In art school, they did their best to warn us about the pitfalls of being an artist. “Consider the impact on your family,” they would say. “Having an artist around the house is not easy— just think of Mrs. Manet or Mrs. Bonnard. Every time those poor women turned around they were being painted. Eating lunch, playing the piano, even taking a bath…it all ended up on canvas for the whole world to see.”

“If you really want to be an artist,” they told us, “make sure you marry someone who doesn’t mind long periods of sitting still. Find yourself a good artist’s model.”

I’ve been lucky in that regard. Not only did I marry a wonderful man, I got an excellent model in the bargain. Over the years of my design career, I have needed to illustrate a variety of historical scenes, including numerous depictions of Lewis and Clark, Native Americans, Oregon Trail pioneers, ranchers, farmers, sheep herders, Depression Era characters, Hudson’s Bay fur traders, Ice-Age mammoth hunters, and a slew of ordinary Joes. He’s modeled for all them, cheerfully enduring the most difficult and sometimes even undignified poses, all in the name of Art.

Not only that, he has enthusiastically supported every artistic endeavor I’ve dreamt up. He spent six years listening to me bang out beginner pieces on the piano when I decided to buy a piano and take lessons (never having touched a piano in my life). He always seemed glad to hear me play, no matter what it actually sounded like. If you’ve ever lived with a beginning music student you know…that’s true supportiveness.

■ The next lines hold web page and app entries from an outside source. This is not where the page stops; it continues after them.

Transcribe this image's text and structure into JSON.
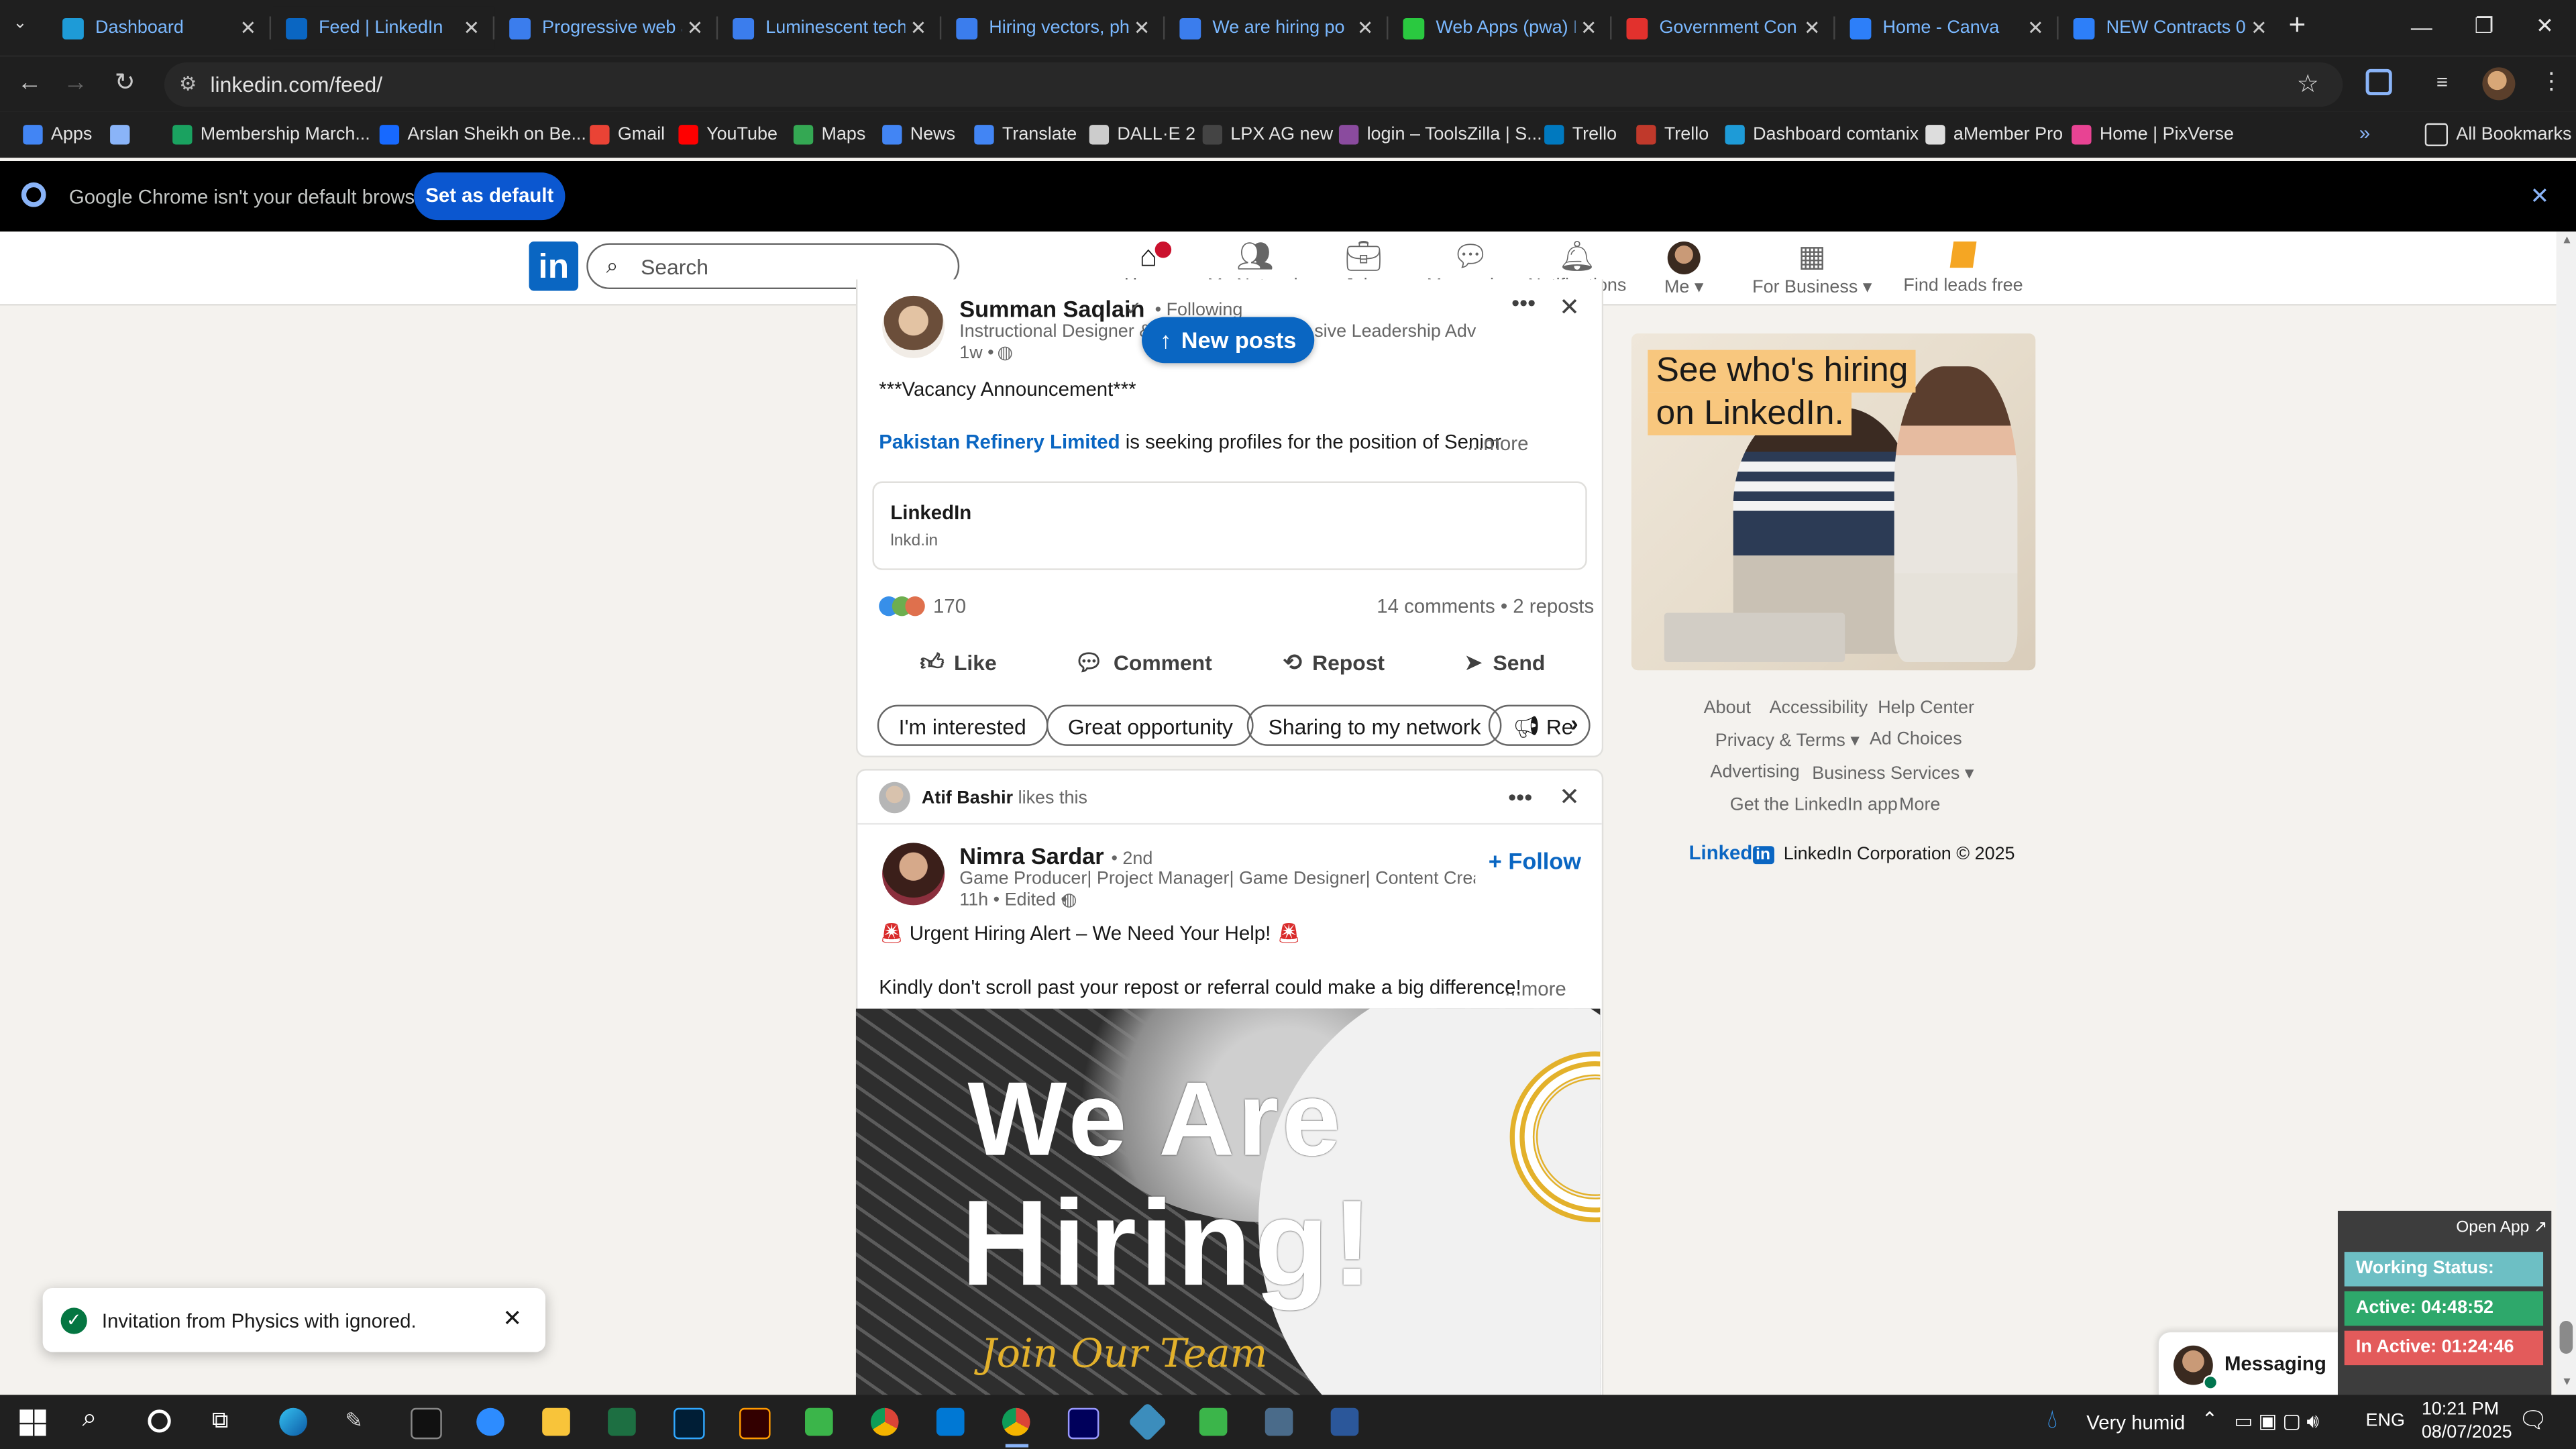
{
  "browser": {
    "tabs": [
      {
        "label": "Dashboard",
        "favicon_color": "#1e9bd7",
        "active": false
      },
      {
        "label": "Feed | LinkedIn",
        "favicon_color": "#0a66c2",
        "active": true
      },
      {
        "label": "Progressive web a",
        "favicon_color": "#3b7ded",
        "active": false
      },
      {
        "label": "Luminescent tech",
        "favicon_color": "#3b7ded",
        "active": false
      },
      {
        "label": "Hiring vectors, ph",
        "favicon_color": "#3b7ded",
        "active": false
      },
      {
        "label": "We are hiring po",
        "favicon_color": "#3b7ded",
        "active": false
      },
      {
        "label": "Web Apps (pwa) I",
        "favicon_color": "#2ac940",
        "active": false
      },
      {
        "label": "Government Con",
        "favicon_color": "#e2312d",
        "active": false
      },
      {
        "label": "Home - Canva",
        "favicon_color": "#2d7ff9",
        "active": false
      },
      {
        "label": "NEW Contracts 0",
        "favicon_color": "#2d7ff9",
        "active": false
      }
    ],
    "url": "linkedin.com/feed/",
    "bookmarks": [
      {
        "label": "Apps",
        "color": "#4285f4"
      },
      {
        "label": "",
        "color": "#8ab4f8"
      },
      {
        "label": "Membership March...",
        "color": "#1aa260"
      },
      {
        "label": "Arslan Sheikh on Be...",
        "color": "#1769ff"
      },
      {
        "label": "Gmail",
        "color": "#ea4335"
      },
      {
        "label": "YouTube",
        "color": "#ff0000"
      },
      {
        "label": "Maps",
        "color": "#34a853"
      },
      {
        "label": "News",
        "color": "#4285f4"
      },
      {
        "label": "Translate",
        "color": "#4285f4"
      },
      {
        "label": "DALL·E 2",
        "color": "#cccccc"
      },
      {
        "label": "LPX AG new",
        "color": "#444444"
      },
      {
        "label": "login – ToolsZilla | S...",
        "color": "#8a4b9e"
      },
      {
        "label": "Trello",
        "color": "#0079bf"
      },
      {
        "label": "Trello",
        "color": "#c0392b"
      },
      {
        "label": "Dashboard comtanix",
        "color": "#1e9bd7"
      },
      {
        "label": "aMember Pro",
        "color": "#dddddd"
      },
      {
        "label": "Home | PixVerse",
        "color": "#e84393"
      }
    ],
    "all_bookmarks": "All Bookmarks",
    "infobar_message": "Google Chrome isn't your default browser",
    "set_default_label": "Set as default"
  },
  "linkedin": {
    "search_placeholder": "Search",
    "nav": [
      {
        "label": "Home",
        "icon": "home-icon"
      },
      {
        "label": "My Network",
        "icon": "network-icon"
      },
      {
        "label": "Jobs",
        "icon": "briefcase-icon"
      },
      {
        "label": "Messaging",
        "icon": "chat-icon"
      },
      {
        "label": "Notifications",
        "icon": "bell-icon"
      },
      {
        "label": "Me",
        "icon": "avatar"
      },
      {
        "label": "For Business",
        "icon": "grid-icon"
      },
      {
        "label": "Find leads free",
        "icon": "leads-icon"
      }
    ],
    "new_posts_label": "New posts",
    "post1": {
      "author": "Summan Saqlain",
      "follow_state": "• Following",
      "headline": "Instructional Designer & L",
      "headline_tail": "sive Leadership Adv",
      "meta": "1w •",
      "text_line1": "***Vacancy Announcement***",
      "company_link": "Pakistan Refinery Limited",
      "text_line2": " is seeking profiles for the position of Senior",
      "more": "...more",
      "link_title": "LinkedIn",
      "link_domain": "lnkd.in",
      "reactions_count": "170",
      "comments_reposts": "14 comments • 2 reposts",
      "actions": [
        "Like",
        "Comment",
        "Repost",
        "Send"
      ],
      "quick_replies": [
        "I'm interested",
        "Great opportunity",
        "Sharing to my network",
        "Re"
      ]
    },
    "post2": {
      "liker": "Atif Bashir",
      "liker_suffix": "likes this",
      "author": "Nimra Sardar",
      "degree": "• 2nd",
      "headline": "Game Producer| Project Manager| Game Designer| Content Creator |Ra...",
      "meta": "11h • Edited •",
      "follow_label": "Follow",
      "text_line1": "Urgent Hiring Alert – We Need Your Help!",
      "text_line2": "Kindly don't scroll past your repost or referral could make a big difference!",
      "more": "...more",
      "image_title_line1": "We Are",
      "image_title_line2": "Hiring!",
      "image_subtitle": "Join Our Team"
    },
    "ad": {
      "headline_line1": "See who's hiring",
      "headline_line2": "on LinkedIn."
    },
    "footer": {
      "row1": [
        "About",
        "Accessibility",
        "Help Center"
      ],
      "row2": [
        "Privacy & Terms",
        "Ad Choices"
      ],
      "row3": [
        "Advertising",
        "Business Services"
      ],
      "row4": [
        "Get the LinkedIn app",
        "More"
      ],
      "brand": "Linked",
      "copyright": "LinkedIn Corporation © 2025"
    },
    "messaging_label": "Messaging"
  },
  "toast": {
    "message": "Invitation from Physics with ignored."
  },
  "tracker_widget": {
    "open_app": "Open App ↗",
    "working_status": "Working Status: Active",
    "active": "Active: 04:48:52",
    "inactive": "In Active: 01:24:46",
    "colors": {
      "status": "#6dbfc4",
      "active": "#2ea86b",
      "inactive": "#e35b5b"
    }
  },
  "taskbar": {
    "weather": "Very humid",
    "language": "ENG",
    "time": "10:21 PM",
    "date": "08/07/2025"
  }
}
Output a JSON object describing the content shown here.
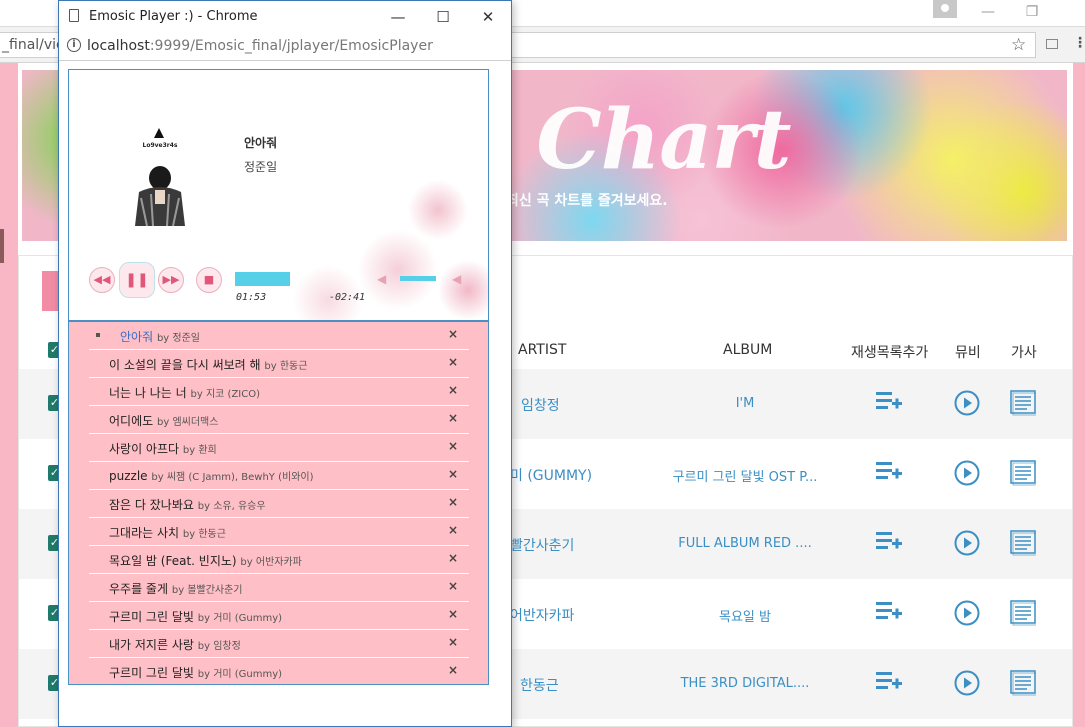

And, when I decided to write a novel, he spent an entire year listening to me talk pretty much exclusively about the story and characters—endless hours helping me work out the plot twists and turns. For those long months, he essentially welcomed an entire troupe of fictional characters into our lives. At times, it must have seemed a bit crowded around our house, but he never once complained.

I am lucky, indeed.

So, on this Thanksgiving, I’d like to give special thanks to my favorite pioneer, explorer, mammoth hunter, and husband.


These are all modeled by the same person! I change the features, clothes and hair to match the characters I’m illustrating:

Meriwether Lewis and his dog Seaman examining sagebrush. Lewis was an excellent naturalist and cataloged many plants that the explorers had never seen before. This illustration was part of my Hat Rock project.


Captain Clark writing in his journal. I did this illustration as part of a large project at Three Forks, Montana.

A Hudson’s Bay fur trader in Oregon.

Another fur trader!










Meriwether Lewis again. This was part of my Lewis and Clark project.


Lewis giving medical attention to a sick man on their expedition. Both figures were modeled by the same person. Also for Lewis and Clark project.

A snippet from an illustration showing a scene of Depression Era hobos. The man on the left was modeled by my husband, the other by my father! From my Hiawatha project.


A Basque sheep herder from my Hells Canyon project.

Ice Age mammoth hunters. This is from a project I did long ago in Arizona. This illustration has gone missing from my files, and I had to search this out on the internet! But all those hunters are either my husband, or my brother!

















The real guy! (and me)